To be in the Hall of Fame is a privilege many will never see.

And for the A-Rod's, Man-A-Ram's, Big Mac's, and Slammin Sammy's, the guys who didn't need to use steroids, it's like cheating on your wife when all she does is love you. It's selfish, and you deserve to get caught.

You deserve the divorce, and in this case, the divorce is from a marriage that will never come: A life-long bond in the Hall of Fame.

If Shoeless Joe is still not in the Hall of Fame after the amazing career he had, then why should A-Rod? All Joe did was go to a meeting.

All he did was hit over .300 in the WS, never committing an error during the WS, hit the Series' only HR, and flat out didn't throw the WS. But Joe was banished.

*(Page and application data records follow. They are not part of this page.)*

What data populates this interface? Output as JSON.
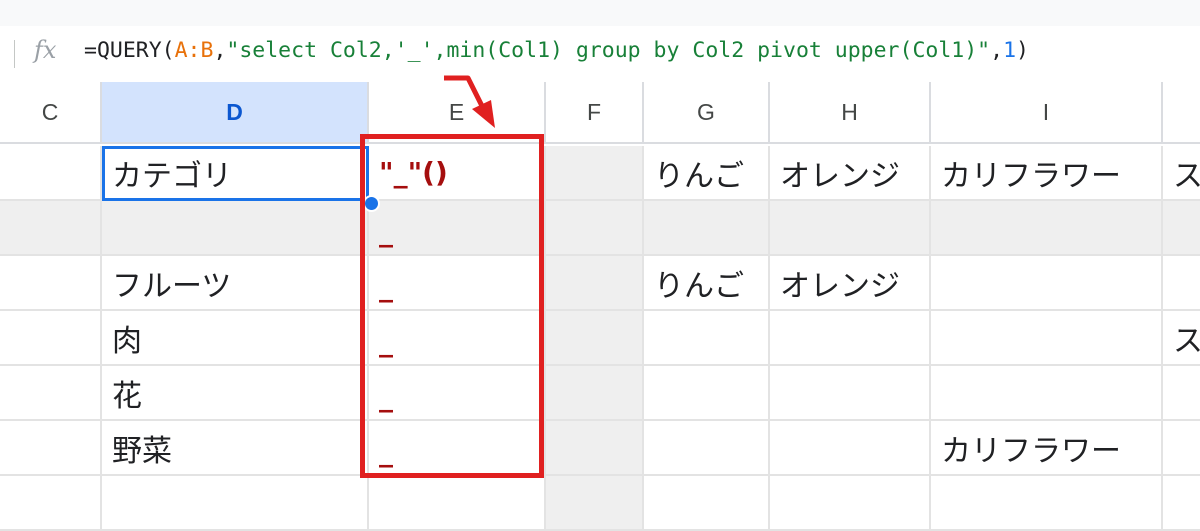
{
  "formula_bar": {
    "fx_icon": "fx",
    "parts": [
      {
        "text": "=QUERY(",
        "kind": "plain"
      },
      {
        "text": "A:B",
        "kind": "range"
      },
      {
        "text": ",",
        "kind": "plain"
      },
      {
        "text": "\"select Col2,'_',min(Col1) group by Col2 pivot upper(Col1)\"",
        "kind": "string"
      },
      {
        "text": ",",
        "kind": "plain"
      },
      {
        "text": "1",
        "kind": "number"
      },
      {
        "text": ")",
        "kind": "plain"
      }
    ]
  },
  "columns": [
    {
      "letter": "C",
      "selected": false
    },
    {
      "letter": "D",
      "selected": true
    },
    {
      "letter": "E",
      "selected": false
    },
    {
      "letter": "F",
      "selected": false
    },
    {
      "letter": "G",
      "selected": false
    },
    {
      "letter": "H",
      "selected": false
    },
    {
      "letter": "I",
      "selected": false
    },
    {
      "letter": "",
      "selected": false
    }
  ],
  "rows": [
    {
      "gray": false,
      "cells": [
        "",
        "カテゴリ",
        "\"_\"()",
        "",
        "りんご",
        "オレンジ",
        "カリフラワー",
        "ス"
      ]
    },
    {
      "gray": true,
      "cells": [
        "",
        "",
        "_",
        "",
        "",
        "",
        "",
        ""
      ]
    },
    {
      "gray": false,
      "cells": [
        "",
        "フルーツ",
        "_",
        "",
        "りんご",
        "オレンジ",
        "",
        ""
      ]
    },
    {
      "gray": false,
      "cells": [
        "",
        "肉",
        "_",
        "",
        "",
        "",
        "",
        "ス"
      ]
    },
    {
      "gray": false,
      "cells": [
        "",
        "花",
        "_",
        "",
        "",
        "",
        "",
        ""
      ]
    },
    {
      "gray": false,
      "cells": [
        "",
        "野菜",
        "_",
        "",
        "",
        "",
        "カリフラワー",
        ""
      ]
    },
    {
      "gray": false,
      "cells": [
        "",
        "",
        "",
        "",
        "",
        "",
        "",
        ""
      ]
    }
  ],
  "colors": {
    "selection": "#1a73e8",
    "annotation": "#e02020",
    "error_text": "#a50e0e",
    "string": "#188038",
    "range": "#e8710a"
  }
}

Then there's Charlie Hustle, Pete Rose. He played the game the right way: hard. He was tough, gritty, the way that makes you proud to be a fan.

But he was a crappy manager and a degenerate gambler, so he's not in. Even though he is one of the greatest baseball players to ever live, he bet on baseball, and that means he is out.

If using steroids is cheating, and you can still be considered for the Hall if you use steroids, then what is going to a meeting and placing a wager? Bud Selig has his priorities screwed up on this one.

I urge the zero baseball writers reading this who have a vote for the Hall not to vote. So far, it has worked. They have tarnished the game for no reason other than greed.

The American Way screwed up America's game, and I, for one, say, "Not in my Hall of Fame, not in my league, not on my ballot."